Lee Judge of the Kansas City Star just came out with the best, most reasoned piece on baseball’s unwritten rules in some time. It’s not because he staunchly defends them—to the contrary, he concludes that players should be allowed to aggressively chase stats any way they can, even during the course of a blowout, a position with which I disagree—but because he presents a comprehensive look into expectations during lopsided games.
In so doing, Judge refers to an Aug. 24 game between Kansas City and Baltimore, in which the Royals scored seven runs in the sixth inning to take a five-run lead. The key moment was Eric Hosmer coming to the plate for the second time in the inning, after all seven runs had scored … and trying to bunt for a hit. The Orioles were not happy about it, and expressed as much from their dugout.
The answer to whether Hosmer was right or wrong is what makes baseball’s Code so variable, and so difficult to understand by those not paying close attention. To wit:
- While most agree that aggressive tactics like stolen bases and hit-and-runs should be abandoned during the late innings of blowouts, the definitions of how much and when have shifted over time. Only a few years ago, amid the steroid-fueled chaos unleashed upon box scores nightly, a five-run lead in the sixth would have barely registered. Now, however, with offense down, it now appears to be back in play.
- Another thing that’s changed over the last few years is the prevalence of the defensive shift. Does the fact that Baltimore was playing the majority of its infield on the right side of the diamond—giving itself a clear defensive edge—negate Hosmer’s mandate to play non-aggressive baseball, which includes bunting for hits? The Orioles were playing like run prevention still mattered, and if their lack of willingness to give up aggressive defensive tactics has to carry some weight.
- It’s not unlike the defense giving itself an advantage by failing to hold a runner at first during a blowout, knowing that, based on the Code, he won’t take off for second. The inequity of being able to play the first baseman in the hole rather than having him tethered to the bag, even while insisting that the opposing team not take advantage of it, is wildly lopsided. (The compromise position, as Judge points out, is to play the first baseman back, but not all the way back.)
- Numerous factors are involved in the designation of what lead is too big and what point in the game is too late, including geography and bullpen availability. A big lead in San Francisco is far more sound than a big lead in a bandbox like Philadelphia. Similarly, if a team does not have its full complement of relievers available to protect a lead, it may try to pile on more than it otherwise would. As is usual in these types of situations, communication is paramount; letting the opposition know that one’s decision to eschew the Code is reasoned and not personal can go a long way toward avoiding bad blood.
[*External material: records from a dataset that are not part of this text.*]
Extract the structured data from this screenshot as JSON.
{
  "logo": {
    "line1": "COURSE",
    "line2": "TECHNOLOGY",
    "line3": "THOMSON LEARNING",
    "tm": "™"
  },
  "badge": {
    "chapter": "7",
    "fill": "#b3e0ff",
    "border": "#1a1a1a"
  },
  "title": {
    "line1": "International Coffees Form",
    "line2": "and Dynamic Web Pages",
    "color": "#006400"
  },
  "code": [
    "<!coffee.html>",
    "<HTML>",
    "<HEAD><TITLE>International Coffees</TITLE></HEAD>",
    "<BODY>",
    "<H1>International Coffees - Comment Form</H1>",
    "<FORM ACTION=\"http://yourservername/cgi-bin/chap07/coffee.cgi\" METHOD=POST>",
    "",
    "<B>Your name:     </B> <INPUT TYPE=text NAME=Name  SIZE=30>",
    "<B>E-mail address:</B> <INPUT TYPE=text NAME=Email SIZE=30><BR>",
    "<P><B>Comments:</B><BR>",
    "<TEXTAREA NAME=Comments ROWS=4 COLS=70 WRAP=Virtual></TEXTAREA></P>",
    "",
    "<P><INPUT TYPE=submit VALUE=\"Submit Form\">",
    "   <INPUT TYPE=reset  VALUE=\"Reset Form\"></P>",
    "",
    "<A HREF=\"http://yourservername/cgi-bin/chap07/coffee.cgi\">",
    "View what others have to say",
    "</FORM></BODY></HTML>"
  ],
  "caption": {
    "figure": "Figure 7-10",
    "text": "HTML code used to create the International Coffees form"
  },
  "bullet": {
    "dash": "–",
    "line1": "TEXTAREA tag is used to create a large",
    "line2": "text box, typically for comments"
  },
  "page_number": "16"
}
Ultimately, I agree with Hosmer and Judge: Regardless of circumstance, if a team is willing to put on a defensive shift, it must be prepared to deal with the consequences of that shift. Run at will, boys.